As Eddington, Bethe and others were watching the stars (a major discovery is rarely the work of a single individual), others were exploring the intimate structure of the atom to reveal its secrets. In 1911, three years after winning the Nobel Prize in Chemistry for his work on the disintegration of the elements and the chemistry of radioactive substances, New Zealand-born physicist Ernest Rutherford (1871-1937) had elaborated the model of the atom that bears his name. Rutherford understood what tremendous forces could be unleashed from the atom nucleus.
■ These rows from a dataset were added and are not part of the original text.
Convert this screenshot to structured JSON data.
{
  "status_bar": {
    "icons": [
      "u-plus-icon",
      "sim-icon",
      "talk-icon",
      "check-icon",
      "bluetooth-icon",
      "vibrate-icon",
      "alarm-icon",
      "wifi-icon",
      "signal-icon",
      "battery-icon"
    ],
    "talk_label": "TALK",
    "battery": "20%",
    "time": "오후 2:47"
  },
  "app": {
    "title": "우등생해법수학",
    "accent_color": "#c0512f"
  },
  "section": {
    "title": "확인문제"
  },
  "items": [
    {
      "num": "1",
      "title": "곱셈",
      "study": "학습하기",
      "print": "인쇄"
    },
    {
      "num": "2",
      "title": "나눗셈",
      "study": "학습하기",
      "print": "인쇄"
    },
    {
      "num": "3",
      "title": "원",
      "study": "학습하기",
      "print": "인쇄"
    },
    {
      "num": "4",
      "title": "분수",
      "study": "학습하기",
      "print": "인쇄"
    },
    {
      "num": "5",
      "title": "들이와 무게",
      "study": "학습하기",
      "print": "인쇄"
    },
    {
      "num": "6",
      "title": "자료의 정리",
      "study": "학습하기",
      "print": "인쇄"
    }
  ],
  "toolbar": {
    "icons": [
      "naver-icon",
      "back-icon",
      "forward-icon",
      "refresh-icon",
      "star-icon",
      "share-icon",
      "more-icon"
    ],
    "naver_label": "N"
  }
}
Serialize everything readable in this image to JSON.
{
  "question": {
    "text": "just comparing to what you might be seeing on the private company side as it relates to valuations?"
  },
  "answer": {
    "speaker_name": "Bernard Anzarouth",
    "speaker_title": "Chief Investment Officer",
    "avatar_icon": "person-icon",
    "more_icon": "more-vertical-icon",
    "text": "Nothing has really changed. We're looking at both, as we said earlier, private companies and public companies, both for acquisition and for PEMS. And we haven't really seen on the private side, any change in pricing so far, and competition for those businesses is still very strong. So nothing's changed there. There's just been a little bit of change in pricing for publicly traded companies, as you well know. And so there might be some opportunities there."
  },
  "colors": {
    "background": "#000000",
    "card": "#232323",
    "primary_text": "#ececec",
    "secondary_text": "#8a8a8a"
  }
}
The ''proton-proton chain'' that Hans Bethe identified in 1939 is the complex and lengthy process that enables Sun-like stars to generate energy. In a fusion reactor, the deuterium-tritium reaction is much simpler but produces the same result: light atoms (hydrogen or its two heavy isotopes) fuse into heavier ones (helium), producing large amounts of energy in the process.